When Drishyam released in 2015, two years after the original Malayalam thriller of the same name starring Mohanlal, it became an instant hit not only because of its engaging premise and intriguing twists and turns, but also because a large majority of the Hindi film-watching audience hadn’t been as exposed to so-called regional cinema. Seven years ago, ‘OTT’ wasn’t a part of our vocabulary and we weren’t as proficient in ‘reading’ films along with ‘watching’ them. .
Ajay Devgn’s Drishyam, directed by Nishikant Kamat, was a faithful copy of Jeethu Joseph’s Malayalam original, and most of us liked the Hindi adaptation so much that we went back to the Malayalam film once it became available on streaming. When Drishyam 2: The Resumption, once again starring Mohanlal as the protagonist, released directly on streaming in 2021, the Drishyam franchise in all languages — Malayalam and Hindi apart, it’s been remade in Kannada, Tamil and even Sinhala and Chinese — had become so strong, that most tuned in on Day One of release.
The thriller aspect apart, the Drishyam films work because of the hero in the middle who may seem to be an underdog, but is anything but. In fact, like the first film, Vijay turns his on-the-surface weakness into an intangible strength, always managing to stay a few steps ahead of the cops and keeping the viewer on tenterhooks. At the end of the day, Vijay resonates with the audience because he’s just a middle-class man pulling out all the stops to protect his family at any cost. The films make us root for him, believing that even though the murder that was committed was not right, it’s context and circumstances warranted the act.
Drishyam 2, released in Hindi on Friday, rides on that popularity wave. It’s been a much-awaited sequel, with many of us not remembering what happened in our lives yesterday, but being able to rattle off what Vijay Salgaokar (Devgn) and his family were up to on October 2, 2014. But even as interest around Drishyam 2 remains high, and that will definitely translate into decent footfalls over the weekend, it also can’t be denied that many in the audience would have watched the original when they walk in.
And Drishyam 2 is a carbon copy of well, Drishyam 2. Which, to be honest, is a very tricky tightrope to walk on for any adaptation/ remake, but most of all for a thriller. You know when the game is about to change, you spy the big twist a mile away, revisiting the film in just a different language. For those who haven’t watched the original though, Drishyam 2 does live up to the edge-of-the-seat template that tantalised us so much in the first film.

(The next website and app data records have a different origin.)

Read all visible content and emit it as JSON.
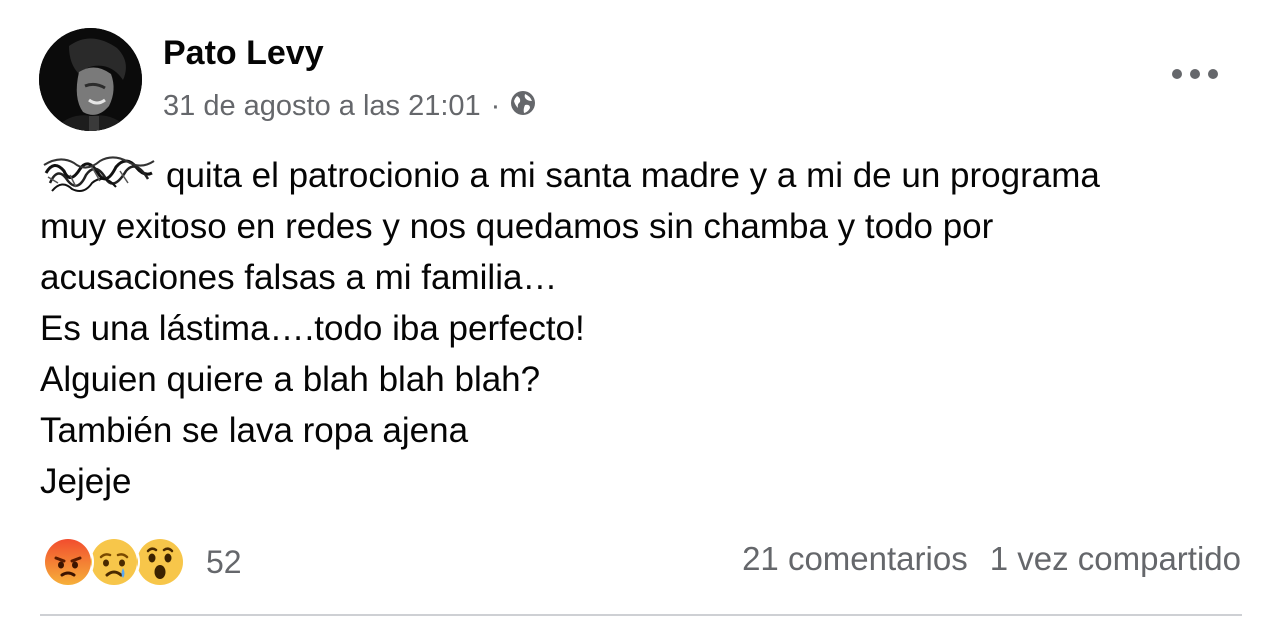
{
  "post": {
    "author": "Pato Levy",
    "timestamp": "31 de agosto a las 21:01",
    "separator": "·",
    "privacy_icon": "globe-icon",
    "more_icon": "more-options-icon",
    "body_lines": [
      "quita el patrocionio a mi santa madre y a mi de un programa",
      "muy exitoso en redes y nos quedamos sin chamba y todo por",
      "acusaciones falsas a mi familia…",
      "Es una lástima….todo iba perfecto!",
      "Alguien quiere a blah blah blah?",
      "También se lava ropa ajena",
      "Jejeje"
    ]
  },
  "reactions": {
    "icons": [
      "angry-reaction-icon",
      "sad-reaction-icon",
      "wow-reaction-icon"
    ],
    "count": "52"
  },
  "stats": {
    "comments": "21 comentarios",
    "shares": "1 vez compartido"
  }
}
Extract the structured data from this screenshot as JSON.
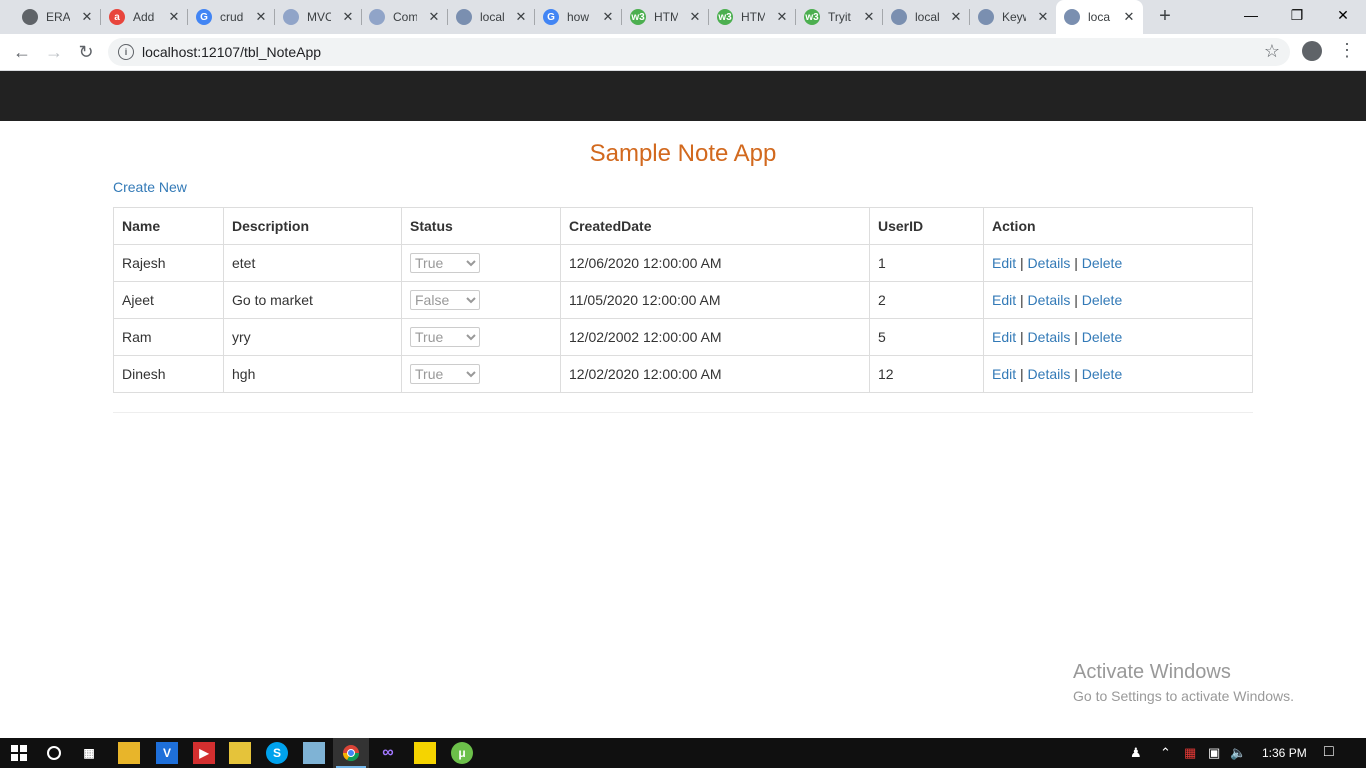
{
  "browser": {
    "tabs": [
      {
        "title": "ERAI",
        "favicon_color": "#5f6368",
        "favicon_glyph": "globe-icon"
      },
      {
        "title": "Add",
        "favicon_color": "#e8453c",
        "favicon_glyph": "a"
      },
      {
        "title": "crud",
        "favicon_color": "#4285f4",
        "favicon_glyph": "G"
      },
      {
        "title": "MVC",
        "favicon_color": "#90a4c8",
        "favicon_glyph": "bird-icon"
      },
      {
        "title": "Com",
        "favicon_color": "#90a4c8",
        "favicon_glyph": "bird-icon"
      },
      {
        "title": "local",
        "favicon_color": "#7a8fb0",
        "favicon_glyph": "page-icon"
      },
      {
        "title": "how",
        "favicon_color": "#4285f4",
        "favicon_glyph": "G"
      },
      {
        "title": "HTM",
        "favicon_color": "#4caf50",
        "favicon_glyph": "w3"
      },
      {
        "title": "HTM",
        "favicon_color": "#4caf50",
        "favicon_glyph": "w3"
      },
      {
        "title": "Tryit",
        "favicon_color": "#4caf50",
        "favicon_glyph": "w3"
      },
      {
        "title": "local",
        "favicon_color": "#7a8fb0",
        "favicon_glyph": "page-icon"
      },
      {
        "title": "Keyw",
        "favicon_color": "#7a8fb0",
        "favicon_glyph": "page-icon"
      },
      {
        "title": "loca",
        "favicon_color": "#7a8fb0",
        "favicon_glyph": "page-icon"
      }
    ],
    "active_tab_index": 12,
    "url": "localhost:12107/tbl_NoteApp"
  },
  "page": {
    "title": "Sample Note App",
    "create_new": "Create New",
    "table": {
      "headers": [
        "Name",
        "Description",
        "Status",
        "CreatedDate",
        "UserID",
        "Action"
      ],
      "rows": [
        {
          "name": "Rajesh",
          "description": "etet",
          "status": "True",
          "created": "12/06/2020 12:00:00 AM",
          "userid": "1"
        },
        {
          "name": "Ajeet",
          "description": "Go to market",
          "status": "False",
          "created": "11/05/2020 12:00:00 AM",
          "userid": "2"
        },
        {
          "name": "Ram",
          "description": "yry",
          "status": "True",
          "created": "12/02/2002 12:00:00 AM",
          "userid": "5"
        },
        {
          "name": "Dinesh",
          "description": "hgh",
          "status": "True",
          "created": "12/02/2020 12:00:00 AM",
          "userid": "12"
        }
      ],
      "status_options": [
        "True",
        "False"
      ],
      "actions": {
        "edit": "Edit",
        "details": "Details",
        "delete": "Delete",
        "separator": "|"
      }
    }
  },
  "watermark": {
    "line1": "Activate Windows",
    "line2": "Go to Settings to activate Windows."
  },
  "taskbar": {
    "clock": "1:36 PM"
  }
}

Drishyam 2 — with debutant Abhishek Pathak slipping into the directors’ chair after the demise of Nishikant Kamat two years ago — follows the beats of the first film. The opening is a tad slow, but that’s deliberately done to build the pressure cooker-like tension, that ultimately sees Vijay, his wife Nandini (Shriya Saran) and their daughter Anju (Ishita Dutta) being put under the scanner. The cops are sniffing at Vijay’s toes, still looking for that elusive body that he buried seven years ago, and things speed up when a new top cop (played by Akshaye Khanna) arrives, as does Tabu’s Meera, a mother and a law enforcer who is equal parts vengeful and grieving.
#drishyam 2 box office collection, #22 box office collection day, #box office collection day 1, #box office collection drishyam 2, #drishyam 2 review
How much Collection of Drishyam 2?
Is Drishyam 2 a hit Or Flop?
Is drishya 2 Kannada hit or flop?
Is Drishyam a hit movie?